One of the most interesting and probably the most apt question came from one of my ex soldiers, who asked: “Do American people know that a lot of civilians are getting killed by these drones?” And, he further asked, “If they know about it, do they object to it? Needless to say, I had no convincing answer to this pointed question.

In my conversations with my military friends, the war on terror was often the main topic. In terms of Pakistan’s military operations against Taliban, as of January 2011, Pakistan has lost 2740 soldiers while 8500 of them have been wounded in action. These figures are enough to counter any claims by the US media that Pakistan is not doing enough. In fact, it seems, that Pakistanis have sacrificed quite a lot in this unending war.

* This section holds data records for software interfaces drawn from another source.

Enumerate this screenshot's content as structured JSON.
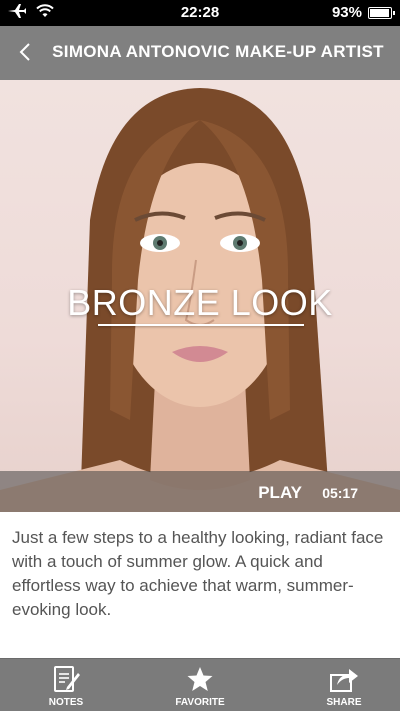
{
  "status_bar": {
    "time": "22:28",
    "battery": "93%",
    "battery_level": 0.93
  },
  "nav": {
    "back_icon": "chevron-left-icon",
    "title": "SIMONA ANTONOVIC MAKE-UP ARTIST"
  },
  "hero": {
    "title": "BRONZE LOOK",
    "play_label": "PLAY",
    "duration": "05:17"
  },
  "description": "Just a few steps to a healthy looking, radiant face with a touch of summer glow. A quick and effortless way to achieve that warm, summer-evoking look.",
  "tabs": [
    {
      "label": "NOTES",
      "icon": "notes-icon"
    },
    {
      "label": "FAVORITE",
      "icon": "star-icon"
    },
    {
      "label": "SHARE",
      "icon": "share-icon"
    }
  ],
  "colors": {
    "nav_bg": "#808080",
    "tab_bg": "#7b7b7b",
    "text": "#555555"
  }
}
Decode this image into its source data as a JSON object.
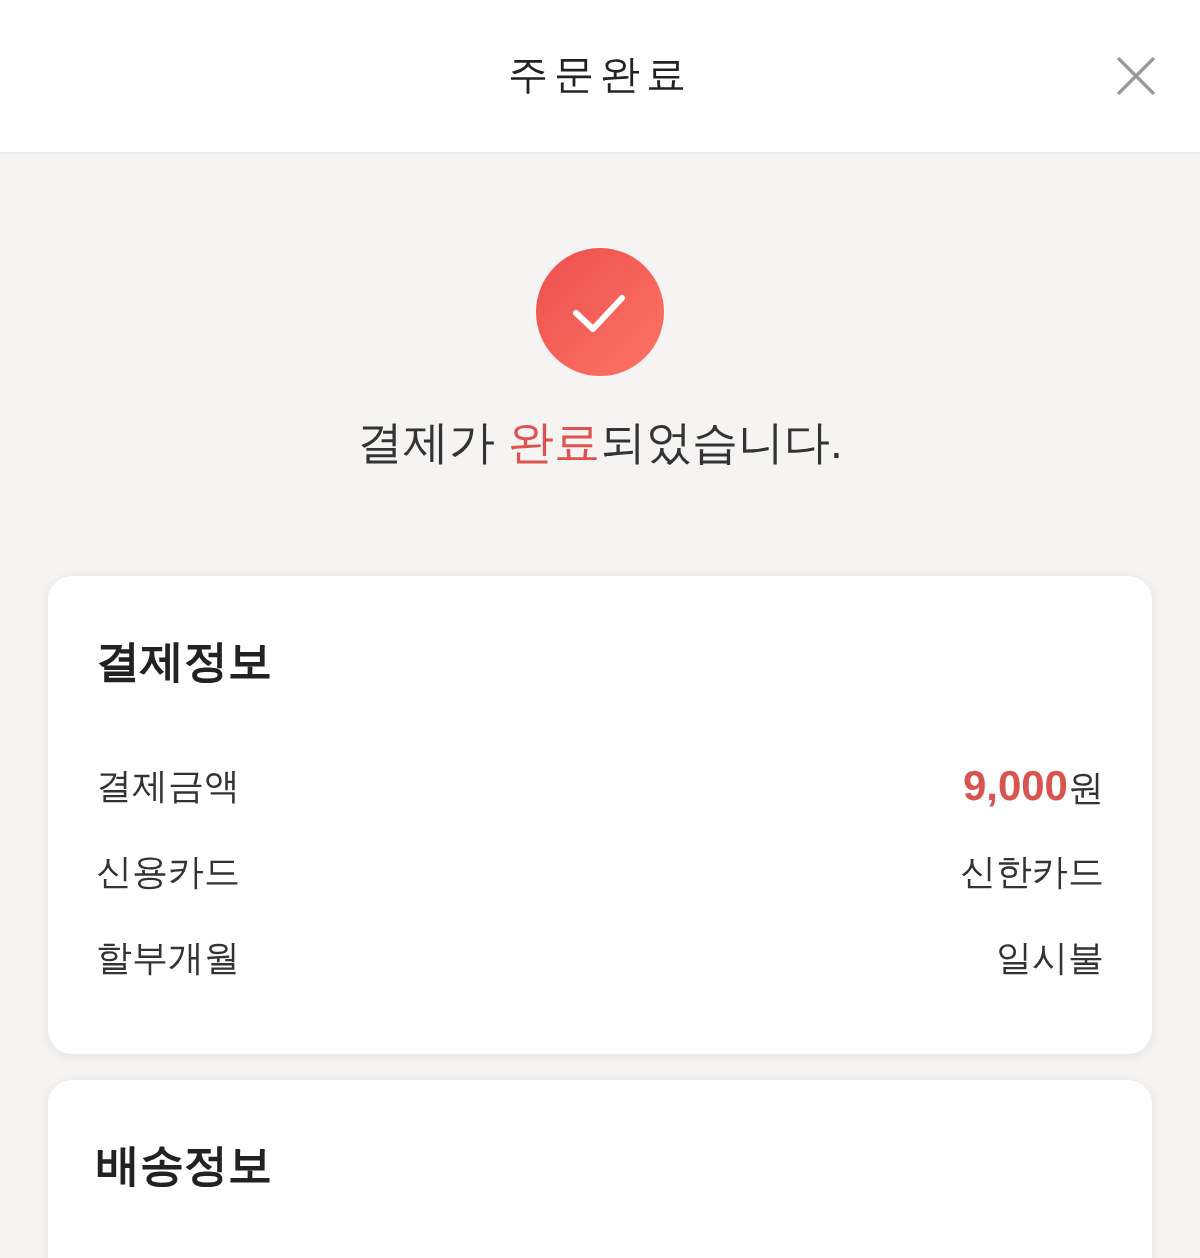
{
  "header": {
    "title": "주문완료"
  },
  "result": {
    "message": [
      {
        "text": "결제가 ",
        "highlight": false
      },
      {
        "text": "완료",
        "highlight": true
      },
      {
        "text": "되었습니다.",
        "highlight": false
      }
    ]
  },
  "cards": [
    {
      "title": "결제정보",
      "rows": [
        {
          "kind": "amount",
          "label": "결제금액",
          "value": "9,000",
          "unit": "원"
        },
        {
          "kind": "text",
          "label": "신용카드",
          "value": "신한카드"
        },
        {
          "kind": "text",
          "label": "할부개월",
          "value": "일시불"
        }
      ]
    },
    {
      "title": "배송정보"
    }
  ]
}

While almost all these officers were sure that they can tactically control the FATA and probably win the war, but they all also suggested that in order to really solve the problem of radicalization of youth, Pakistan will need a lot of international help. Some of the sectors that could, in their view, use this help include: education, healthcare, and job creation. Pakistan, obviously, cannot transform its infrastructure in all these areas single-handedly and this is where the US aid is crucial to the long-term stability of Pakistan. During my visit to one of the defense-funded schools (Heavy Industries Taxila Education City) I was astounded to learn that the school was providing free education for two hundred students recruited from FATA. Imgaine the impact these students would have on the economic and cultural life of their respective regions after they have had a chance to get a more cosmopolitan, modern education. Just a little bit of help from the US and other powers could drastically increase the number of such students whose lives would have a long-term impact on the future of Pakistan.

It seems, however, that when it comes Pakistan, the US is guided more by an arbitrary, short-term vision and lacks any long-term plan of developing a people-to-people relationship. The US handling of Raymond Davis’s trial in Pakistan is a case in point. It is sad to note that in this case the US has chosen to respond with the typical myopia that signifies its relations to Pakistan. In an attempt to pressure Pakistan into handing over Mr. Davis, the Us state department, as per the reports here, has cancelled high level meeting with the Pakistani government on Afghanistan, has threatened to reduce defense aid, education aid and, also decided to slow down the visa process for Pakistanis aspiring to travel to the US. While it is important for the US to insist upon defending the diplomatic immunity of its embassy staff, the measures threatened publicly do not help the US cause in any way. In material terms, these measure would end up hurting Pakistan in the very areas where Pakistan needs US help, which would ultimately also hurt US interests in the region. In symbolic terms, these actions would also harden the popular views against the US and against the unequal relationship between the two countries.

Unless the US transforms its relations to Pakistan to that of equal partners and unless Pakistani national interests are foregrounded in this relationship, the chances of US success in the region would be seriously hampered. The US media, therefore, need to highlight the nature and importance of this relationship. Looking at the situation from a Pakistani perspective, instead of just a US-centered approach, would be a good start.

(Also published by The Society for Historians of American Foreign Relations)